  “It’s not seedy,” he grumbled, putting the car in park.

  “You bitch!” the brunette screamed.

  I gave him a pointed glance.

  He shrugged. “It’s perfect. Everyone’s watching them. We can slip inside unnoticed.” His gaze traveled to the wound on the side of my head. I’d managed to clean off the blood at a roadside bathroom, but apparently it was still pretty hideous, even with my makeshift toilet paper bandage. He was feigning indifference, but I could see the worried look in his tight features.

  “Come on.” He pushed open the door and stepped outside.

  I followed more slowly. The afternoon sun was bright, too bright. The world around me spun. I felt a strong arm wrap around my waist and draw me close to a warm body.

  Maddox. Just being near him made me feel better, even though I didn’t want to rely on someone I didn’t trust.

  On one arm he carried the backpack, the other he held me upright. “You should have left the fighting to me.” He propped me against a pink stucco wall.

  “Are you serious?” My annoyance flared. “While you two were dancing around the garage, I was trying to escape.”

  “We weren’t dancing.” He pulled a key card from his back pocket. “I had everything under control.”

  I gave an unlady like snort, but fighting wasn’t going to get us anywhere. “Where are we anyway?”

  He pushed open the door. “We have safe homes throughout the country.”

  I lifted a brow. “You call this safe?”

  He wrapped his fingers around my upper arm and led me into the room. It smelled dank, like someone had left behind damp clothing. Lovely. There were two beds, at least. A small television sat on a table against the wall. I couldn’t help but wonder if we were on the local news for stealing the man’s car, among other things.

  “Lay down.”

  “On that bed?” My skin crawled at the thought. “I’ll probably get an STD.”

  “I’m tested and
I’m clean.”

  My face heated. I slapped my hand against his flat stomach. “Not from you. As if that would ever happen.” I pointed toward the mattress. “I mean from that!”

  “Impossible.” He shrugged. “Maybe crabs, but you can get rid of those.”

  “Oh really, you know that from personal experience?”

  He sighed and dropped the backpack on the floor between the two beds. “Will you just lie down? Meditate, or whatever it is you people do.” He paced across the small room. His usual unruffled manner gone. He seemed flustered. At the windows he paused. “You shouldn’t have done what you did.”

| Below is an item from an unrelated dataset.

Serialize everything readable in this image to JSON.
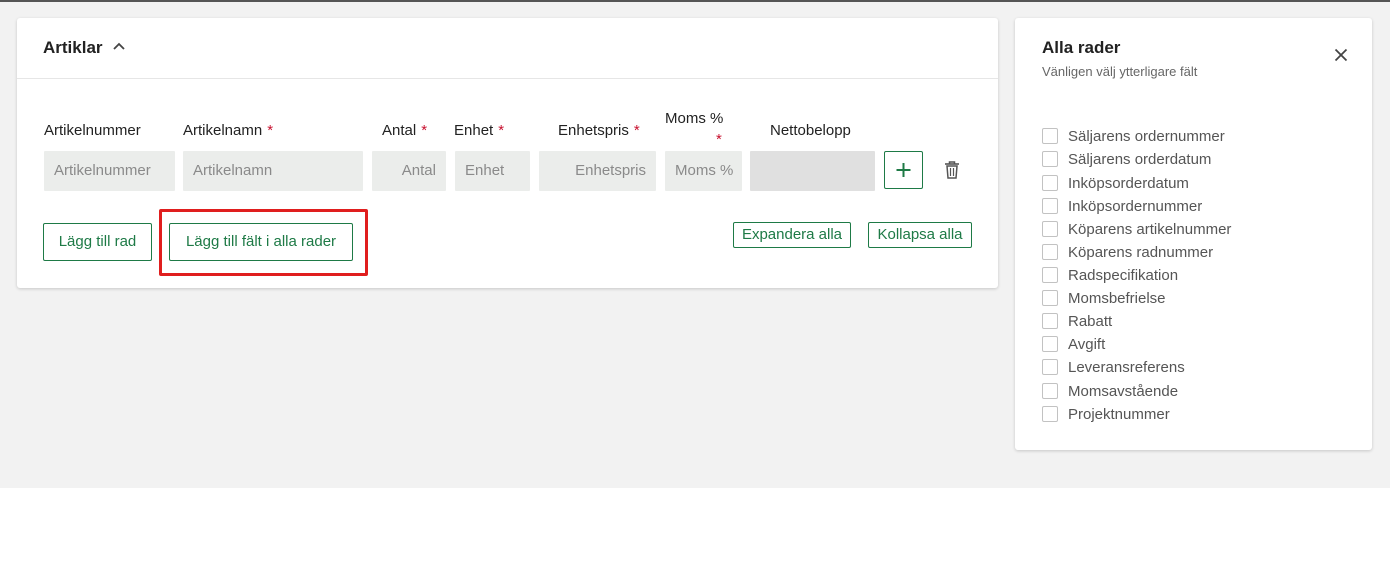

  I went to the bed and collapsed onto the blue duvet. “Done what? Saved myself? Or lay on what is most likely a bedbug infested mattress?”

  He didn’t respond, just went into the small bathroom and turned on the water. I found this concerned Maddox unsettling.

  “I had a plan. You were perfectly fine.”

  I rolled my eyes. Was he kidding? “Yeah, perfectly fine… with a gun pointed at my head.”

  The water turned off and he reappeared, a washcloth in hand. Was that guilt that fluttered across his gorgeous face? I shifted, uneasily, and sat up. I didn’t do well with emotions, thanks to Grandma and her heart of steel.

  He sat beside me, the mattress dipping. “Those aspirin kicking in yet?”

  I nodded, even though they weren’t. My forehead was throbbing, and the pain seemed to be migrating toward the back of my skull and down my neck.

  Carefully, more gently than I’d thought possible, he removed the bandage. The white tissue paper covered with brilliant red blood made my stomach churn. He pulled the backpack up next to him. “I don’t think it needs stitches.”

  “I don’t need them, or you don’t want to blow our cover by taking me to a hospital?”

  He held my chin with one hand and with the other, used the washcloth to swipe at my injury. The contact stung, although I did my best not to flinch. “You don’t need them. If you did, I’d just do them here.”

Turn Navi Off
Turn Navi On
Scroll Up
Add comment

Add comment